Once you’ve verified that Google Analytics is working and collecting data, you’ll want to filter out your own IP address from the analytics. You don’t want to skew your data by counting your own visits and clicks.
To do this, navigate to Admin from the top navigation bar, and then click “Filters” under the View column.
Next click “New Filter” and then fill out the fields to create your filter. You should give it a name, and select filter type “Predefined.”
Then from the three dropdowns below, choose 1) “Exclude” 2) “traffic from the IP Addresses” 3) “that are equal to.” Finally, input your IP address into the field and then click save (you can Google search “what’s my IP address” if you aren’t sure how to find it).
You will probably want to repeat these steps to create a separate filter for each place where you access the internet (home, office, etc.).
4. Start Analyzing
Now that the hard part is over (it wasn’t that hard, was it?), the fun begins! Google Analytics is very powerful and highly customizable, but even without any further modifications, you’ll be able to start tracking a wealth of powerful, actionable data. Here are some of the cool things you should check out:

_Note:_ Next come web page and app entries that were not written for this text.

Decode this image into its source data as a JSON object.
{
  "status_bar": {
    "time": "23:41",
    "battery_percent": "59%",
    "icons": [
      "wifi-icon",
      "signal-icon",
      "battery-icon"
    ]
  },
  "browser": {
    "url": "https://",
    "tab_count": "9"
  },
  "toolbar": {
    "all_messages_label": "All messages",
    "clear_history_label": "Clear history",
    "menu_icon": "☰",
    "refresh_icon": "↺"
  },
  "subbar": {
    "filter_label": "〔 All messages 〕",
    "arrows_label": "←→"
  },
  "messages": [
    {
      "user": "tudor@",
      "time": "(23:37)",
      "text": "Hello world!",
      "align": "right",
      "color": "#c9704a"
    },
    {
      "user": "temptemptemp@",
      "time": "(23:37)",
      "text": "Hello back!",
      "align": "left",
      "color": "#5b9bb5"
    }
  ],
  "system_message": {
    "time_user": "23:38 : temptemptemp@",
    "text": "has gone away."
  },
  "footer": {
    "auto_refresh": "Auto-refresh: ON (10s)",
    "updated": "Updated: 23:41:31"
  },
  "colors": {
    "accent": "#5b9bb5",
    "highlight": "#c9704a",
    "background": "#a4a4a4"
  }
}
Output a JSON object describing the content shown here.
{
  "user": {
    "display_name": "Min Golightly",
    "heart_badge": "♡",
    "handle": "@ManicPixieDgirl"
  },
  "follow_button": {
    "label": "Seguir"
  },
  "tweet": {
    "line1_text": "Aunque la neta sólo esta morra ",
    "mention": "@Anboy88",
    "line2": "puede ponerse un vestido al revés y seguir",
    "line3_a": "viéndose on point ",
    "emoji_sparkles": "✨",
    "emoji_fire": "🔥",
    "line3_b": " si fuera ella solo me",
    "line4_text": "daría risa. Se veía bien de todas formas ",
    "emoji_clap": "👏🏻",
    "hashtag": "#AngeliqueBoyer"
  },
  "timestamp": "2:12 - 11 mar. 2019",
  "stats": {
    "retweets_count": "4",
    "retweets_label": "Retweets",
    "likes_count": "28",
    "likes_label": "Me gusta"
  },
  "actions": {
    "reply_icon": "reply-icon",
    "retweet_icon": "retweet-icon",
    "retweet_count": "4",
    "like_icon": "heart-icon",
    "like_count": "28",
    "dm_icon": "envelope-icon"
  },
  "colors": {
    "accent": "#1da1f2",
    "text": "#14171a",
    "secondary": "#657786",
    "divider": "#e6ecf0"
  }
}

Audience Tab (who they are)
- Total Traffic: find out how many visitors you’re getting over time
- New vs. Returning: compare the number of new visitors vs. returning visitors
- Pageviews: find out how many different pages visitors are looking at in a given visit
- Bounce Rate: this is the likelihood that a visitor exits your site from the same page they land on, without clicking around or visiting other pages (an important figure for search engine optimization)
- Browser & Operating System: find out whether people are visiting from desktop or mobile, and what browser they are using to make sure your site is optimized for all screens and devices
Acquisition Tab (where they come from)
- Channels: find out which channels are sending the most traffic to your site (social media, direct visits, search engines, or referrals)
- Social: breaks down each major social network and how it’s driving traffic to your site
- Direct: shows which URLs to your site people are typing directly into the browser
- Search Engines: shows which search engines people are using, what pages they are finding most, and some keywords that are driving you traffic
- Referrals: shows what other websites are driving traffic to your website (if you didn’t know before, you now see why link building is really important)
Behavior Tab (what they do)
- Pages: shows which pages are most popular with your web visitors
- Time on Site: breaks down how long visitors are spending on each page
- User Flow: find out what other pages are they visiting after they land, and in what order
- Landing/Exit Pages: shows which pages do people usually land on first, and which pages do they exit from (hint: you don’t want them to be exiting straight from the landing page)
Once you understand this type of data, you can really start to optimize your web design to convert more visitors into paying clients. Be sure to check out our other post about modern web design tips for law firms too.
Although this guide barely scratches the surface when it comes to Google Analytics, we hope it will help you install Google Analytics and utilize it to optimize your law firm website to get more conversions!